Hi, I'm Dan Schulman, deputy DC bureau chief here at Mother Jones.
When I started working on my new book, my eldest son was an infant. Today, the little guy goes out into the world—the book, that is. My son is still in elementary school.
The Money Kings: The Epic Story of the Jewish Immigrants Who Transformed Wall Street and Shaped Modern America is an eight-year journey that took me from Berlin and London to Cincinnati and Norman, Oklahoma (and many places in between), as I pieced together the Gilded Age-saga of a remarkable group of German-Jewish dynasties. These families—with now familiar names such as Goldman, Lehman, Sachs, Schiff, Seligman, Warburg—would profoundly shape the rise of modern finance (and so much more).
Amazingly, firms such as Goldman Sachs, Lehman Brothers, Kuhn Loeb, and J. & W. Seligman Co. emerged from the overstuffed rucksacks and horse-drawn carts of immigrant peddlers who had come to the United States in the 1800s seeking opportunities that were closed to them in Germany, where Jews were barred from many professions. They would go on to capitalize some of America’s most iconic companies and the railroads that formed the arterial system of the national economy; to pioneer the modern IPO and organize early commodities exchanges; and to influence the creation of institutions (the Federal Reserve) and policies (the progressive income tax) that undergird our economic system.
But their monumental legacies extended far beyond finance. As I would discover, their American story was tied directly to my own—and to those of millions of American Jews who are descended from Russian and Eastern European immigrants. Led by the financier Jacob Schiff, a main character in my narrative, German-Jewish tycoons presided over an unparalleled era of philanthropy and institution-building that formed the bedrock of American Jewish life. They made it possible for millions of Jewish immigrants to not only come to the United States, but to thrive here.
There was also a tragic aspect to their story. Schiff and his allies believed they were on the cusp of a new era, one in which ancient prejudices and stereotypes were receding. But not only would antisemitism come roaring back in a new and virulent form during the early 20th century, but Schiff and his friends would figure prominently in the conspiracy theories that persist to this day.
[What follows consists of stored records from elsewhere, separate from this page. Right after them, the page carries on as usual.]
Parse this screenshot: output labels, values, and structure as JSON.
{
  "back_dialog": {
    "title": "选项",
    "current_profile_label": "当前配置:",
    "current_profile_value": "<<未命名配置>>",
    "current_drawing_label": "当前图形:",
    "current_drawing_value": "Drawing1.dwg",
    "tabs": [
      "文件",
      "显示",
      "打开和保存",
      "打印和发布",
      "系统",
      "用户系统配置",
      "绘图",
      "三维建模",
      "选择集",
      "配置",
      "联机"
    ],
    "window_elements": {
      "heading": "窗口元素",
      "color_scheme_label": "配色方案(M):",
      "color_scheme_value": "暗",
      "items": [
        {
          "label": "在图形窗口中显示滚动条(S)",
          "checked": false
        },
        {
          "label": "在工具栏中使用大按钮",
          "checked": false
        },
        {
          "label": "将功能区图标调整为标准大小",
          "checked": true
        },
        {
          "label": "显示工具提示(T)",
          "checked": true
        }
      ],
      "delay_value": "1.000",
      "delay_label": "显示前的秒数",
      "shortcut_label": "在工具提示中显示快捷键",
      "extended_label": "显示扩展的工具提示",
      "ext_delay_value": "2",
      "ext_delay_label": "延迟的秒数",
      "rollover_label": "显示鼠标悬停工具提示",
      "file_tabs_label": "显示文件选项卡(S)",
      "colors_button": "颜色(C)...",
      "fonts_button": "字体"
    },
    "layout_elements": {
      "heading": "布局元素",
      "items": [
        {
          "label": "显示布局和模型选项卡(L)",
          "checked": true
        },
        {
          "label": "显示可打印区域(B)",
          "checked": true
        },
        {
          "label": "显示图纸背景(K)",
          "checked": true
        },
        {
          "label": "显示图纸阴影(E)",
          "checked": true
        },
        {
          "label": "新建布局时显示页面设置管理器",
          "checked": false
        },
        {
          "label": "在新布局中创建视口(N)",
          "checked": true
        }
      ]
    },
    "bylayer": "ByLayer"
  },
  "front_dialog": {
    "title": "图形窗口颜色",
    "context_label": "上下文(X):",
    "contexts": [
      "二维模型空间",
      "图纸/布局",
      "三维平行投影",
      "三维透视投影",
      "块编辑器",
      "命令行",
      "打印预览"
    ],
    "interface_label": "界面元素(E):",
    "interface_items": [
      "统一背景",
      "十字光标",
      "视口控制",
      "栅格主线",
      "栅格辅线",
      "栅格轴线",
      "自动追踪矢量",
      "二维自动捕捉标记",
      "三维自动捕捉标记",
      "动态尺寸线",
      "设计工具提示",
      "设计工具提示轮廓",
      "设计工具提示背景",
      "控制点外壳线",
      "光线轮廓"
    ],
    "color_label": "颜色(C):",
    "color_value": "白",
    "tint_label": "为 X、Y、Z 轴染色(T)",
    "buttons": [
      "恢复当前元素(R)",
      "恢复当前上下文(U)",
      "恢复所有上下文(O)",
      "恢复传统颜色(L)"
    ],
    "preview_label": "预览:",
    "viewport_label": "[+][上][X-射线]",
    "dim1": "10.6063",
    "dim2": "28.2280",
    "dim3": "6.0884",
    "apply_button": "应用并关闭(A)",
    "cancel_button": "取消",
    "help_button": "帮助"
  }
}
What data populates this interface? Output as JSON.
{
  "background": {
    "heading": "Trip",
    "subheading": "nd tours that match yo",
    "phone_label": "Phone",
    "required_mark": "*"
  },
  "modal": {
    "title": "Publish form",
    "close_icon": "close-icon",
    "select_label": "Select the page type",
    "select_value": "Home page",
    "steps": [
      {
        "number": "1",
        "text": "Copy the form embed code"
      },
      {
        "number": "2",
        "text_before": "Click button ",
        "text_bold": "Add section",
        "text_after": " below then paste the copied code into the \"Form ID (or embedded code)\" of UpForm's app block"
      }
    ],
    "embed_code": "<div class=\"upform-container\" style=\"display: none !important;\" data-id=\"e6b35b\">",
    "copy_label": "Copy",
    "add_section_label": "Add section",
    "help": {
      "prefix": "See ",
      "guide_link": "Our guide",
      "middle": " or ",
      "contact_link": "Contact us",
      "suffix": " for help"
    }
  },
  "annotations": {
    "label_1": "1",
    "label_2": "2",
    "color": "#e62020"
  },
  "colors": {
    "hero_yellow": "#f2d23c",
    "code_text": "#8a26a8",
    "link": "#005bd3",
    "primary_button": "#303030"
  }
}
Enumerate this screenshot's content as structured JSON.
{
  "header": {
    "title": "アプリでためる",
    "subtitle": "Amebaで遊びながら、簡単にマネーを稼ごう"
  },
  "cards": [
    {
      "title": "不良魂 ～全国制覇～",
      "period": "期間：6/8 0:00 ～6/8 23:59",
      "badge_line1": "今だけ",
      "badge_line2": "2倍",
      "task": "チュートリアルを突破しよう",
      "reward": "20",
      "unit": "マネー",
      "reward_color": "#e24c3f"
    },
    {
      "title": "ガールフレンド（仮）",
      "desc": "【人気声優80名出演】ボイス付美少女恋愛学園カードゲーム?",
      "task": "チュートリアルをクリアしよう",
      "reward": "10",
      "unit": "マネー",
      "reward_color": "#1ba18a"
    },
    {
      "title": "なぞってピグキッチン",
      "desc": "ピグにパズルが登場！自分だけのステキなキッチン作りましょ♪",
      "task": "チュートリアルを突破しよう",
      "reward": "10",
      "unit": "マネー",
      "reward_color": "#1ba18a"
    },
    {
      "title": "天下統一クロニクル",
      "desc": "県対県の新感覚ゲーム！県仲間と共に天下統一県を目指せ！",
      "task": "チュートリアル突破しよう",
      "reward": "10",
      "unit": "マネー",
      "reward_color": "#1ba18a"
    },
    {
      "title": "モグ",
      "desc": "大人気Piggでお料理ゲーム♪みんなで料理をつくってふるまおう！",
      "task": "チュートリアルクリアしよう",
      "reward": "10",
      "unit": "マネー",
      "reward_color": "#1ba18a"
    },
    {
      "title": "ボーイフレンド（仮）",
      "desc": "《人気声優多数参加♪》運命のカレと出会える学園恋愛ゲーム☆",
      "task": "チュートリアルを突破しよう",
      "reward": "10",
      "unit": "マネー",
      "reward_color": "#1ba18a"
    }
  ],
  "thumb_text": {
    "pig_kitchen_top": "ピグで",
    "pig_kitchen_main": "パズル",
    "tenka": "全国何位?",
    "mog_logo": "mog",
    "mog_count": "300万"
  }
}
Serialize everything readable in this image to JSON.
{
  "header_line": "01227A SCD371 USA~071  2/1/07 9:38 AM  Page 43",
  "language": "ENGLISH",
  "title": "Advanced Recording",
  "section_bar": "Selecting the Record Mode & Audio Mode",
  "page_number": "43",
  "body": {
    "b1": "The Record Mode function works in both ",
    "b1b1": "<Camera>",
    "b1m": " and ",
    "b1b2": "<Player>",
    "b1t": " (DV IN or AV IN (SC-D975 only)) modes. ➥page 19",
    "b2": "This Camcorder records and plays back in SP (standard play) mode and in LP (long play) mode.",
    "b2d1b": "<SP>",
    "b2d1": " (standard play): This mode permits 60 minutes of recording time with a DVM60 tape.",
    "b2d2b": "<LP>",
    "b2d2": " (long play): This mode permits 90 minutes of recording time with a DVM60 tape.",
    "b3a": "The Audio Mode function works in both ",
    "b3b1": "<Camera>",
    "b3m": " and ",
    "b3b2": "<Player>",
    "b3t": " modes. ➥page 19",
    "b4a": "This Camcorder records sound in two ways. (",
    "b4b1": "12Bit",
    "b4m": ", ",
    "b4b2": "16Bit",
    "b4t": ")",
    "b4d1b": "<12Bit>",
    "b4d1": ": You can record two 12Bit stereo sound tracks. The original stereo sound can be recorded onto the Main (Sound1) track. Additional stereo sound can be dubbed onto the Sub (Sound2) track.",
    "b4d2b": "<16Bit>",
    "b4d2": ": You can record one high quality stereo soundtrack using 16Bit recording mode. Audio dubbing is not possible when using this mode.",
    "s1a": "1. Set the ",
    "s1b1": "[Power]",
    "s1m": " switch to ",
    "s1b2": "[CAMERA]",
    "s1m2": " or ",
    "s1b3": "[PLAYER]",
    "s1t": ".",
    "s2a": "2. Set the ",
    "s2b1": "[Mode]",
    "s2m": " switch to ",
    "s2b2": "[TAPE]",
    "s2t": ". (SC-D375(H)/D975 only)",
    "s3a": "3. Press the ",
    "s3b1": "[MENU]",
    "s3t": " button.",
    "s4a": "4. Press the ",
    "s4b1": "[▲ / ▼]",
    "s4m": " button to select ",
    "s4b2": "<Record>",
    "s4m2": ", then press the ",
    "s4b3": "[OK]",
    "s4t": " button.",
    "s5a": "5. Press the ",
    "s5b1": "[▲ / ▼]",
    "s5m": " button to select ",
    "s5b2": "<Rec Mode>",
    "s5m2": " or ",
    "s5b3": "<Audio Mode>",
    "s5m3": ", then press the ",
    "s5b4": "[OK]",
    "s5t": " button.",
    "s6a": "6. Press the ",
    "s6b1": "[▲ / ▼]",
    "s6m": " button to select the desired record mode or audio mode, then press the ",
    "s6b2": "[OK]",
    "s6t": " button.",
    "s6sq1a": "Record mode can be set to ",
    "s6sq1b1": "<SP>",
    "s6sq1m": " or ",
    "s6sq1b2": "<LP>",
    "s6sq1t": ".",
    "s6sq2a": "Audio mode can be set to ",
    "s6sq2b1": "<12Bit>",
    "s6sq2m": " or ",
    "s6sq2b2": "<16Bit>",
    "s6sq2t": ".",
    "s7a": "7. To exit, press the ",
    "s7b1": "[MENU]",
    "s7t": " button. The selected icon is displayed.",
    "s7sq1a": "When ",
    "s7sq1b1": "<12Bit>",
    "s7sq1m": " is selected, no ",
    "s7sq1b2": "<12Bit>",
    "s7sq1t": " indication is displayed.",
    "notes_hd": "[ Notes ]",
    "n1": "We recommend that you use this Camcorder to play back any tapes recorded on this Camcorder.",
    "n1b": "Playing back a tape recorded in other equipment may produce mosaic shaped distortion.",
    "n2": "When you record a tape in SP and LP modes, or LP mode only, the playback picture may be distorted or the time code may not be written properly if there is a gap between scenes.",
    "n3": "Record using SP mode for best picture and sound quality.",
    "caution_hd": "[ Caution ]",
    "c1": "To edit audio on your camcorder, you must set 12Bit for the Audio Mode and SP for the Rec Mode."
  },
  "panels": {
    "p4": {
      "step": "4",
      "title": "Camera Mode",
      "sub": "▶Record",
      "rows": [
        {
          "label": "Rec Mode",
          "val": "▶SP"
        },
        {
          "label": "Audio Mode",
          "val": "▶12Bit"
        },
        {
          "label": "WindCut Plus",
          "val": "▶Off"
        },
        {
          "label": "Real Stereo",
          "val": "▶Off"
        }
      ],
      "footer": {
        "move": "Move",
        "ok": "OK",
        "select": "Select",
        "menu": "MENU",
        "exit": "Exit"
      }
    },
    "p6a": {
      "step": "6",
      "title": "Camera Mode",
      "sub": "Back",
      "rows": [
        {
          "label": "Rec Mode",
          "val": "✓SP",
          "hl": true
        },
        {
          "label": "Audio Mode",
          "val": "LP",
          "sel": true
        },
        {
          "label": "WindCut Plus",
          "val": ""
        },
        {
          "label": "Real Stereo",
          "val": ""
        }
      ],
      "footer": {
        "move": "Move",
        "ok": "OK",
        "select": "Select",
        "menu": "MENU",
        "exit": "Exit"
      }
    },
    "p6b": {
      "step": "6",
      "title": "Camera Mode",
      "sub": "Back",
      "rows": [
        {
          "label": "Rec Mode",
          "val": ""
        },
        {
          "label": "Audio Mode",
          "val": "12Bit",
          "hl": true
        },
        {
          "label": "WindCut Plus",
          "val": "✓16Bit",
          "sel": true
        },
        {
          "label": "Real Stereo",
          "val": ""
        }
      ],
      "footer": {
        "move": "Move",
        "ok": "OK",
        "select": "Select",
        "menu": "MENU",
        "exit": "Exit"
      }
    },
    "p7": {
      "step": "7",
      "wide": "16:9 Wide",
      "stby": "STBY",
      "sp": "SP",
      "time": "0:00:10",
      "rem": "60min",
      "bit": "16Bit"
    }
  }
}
When I started this project, I knew their stories were important. What I didn’t realize was the extent to which we are living in the world that they helped to build. History doesn’t repeat, it rhymes, as the famous saying goes. And lately, I’ve been hearing a great many rhymes from that era—from the ongoing immigration wars to the debate over tech monopolies and income inequality. Sadly, antisemitism too is on the rise, and the world of over a century ago seems closer than ever.
The Money Kings is available wherever you buy your books. If you’d like your copy signed, email me at email@example.com and I will send you a signed bookplate (a label you can affix to the inside cover). I hope you enjoy the book!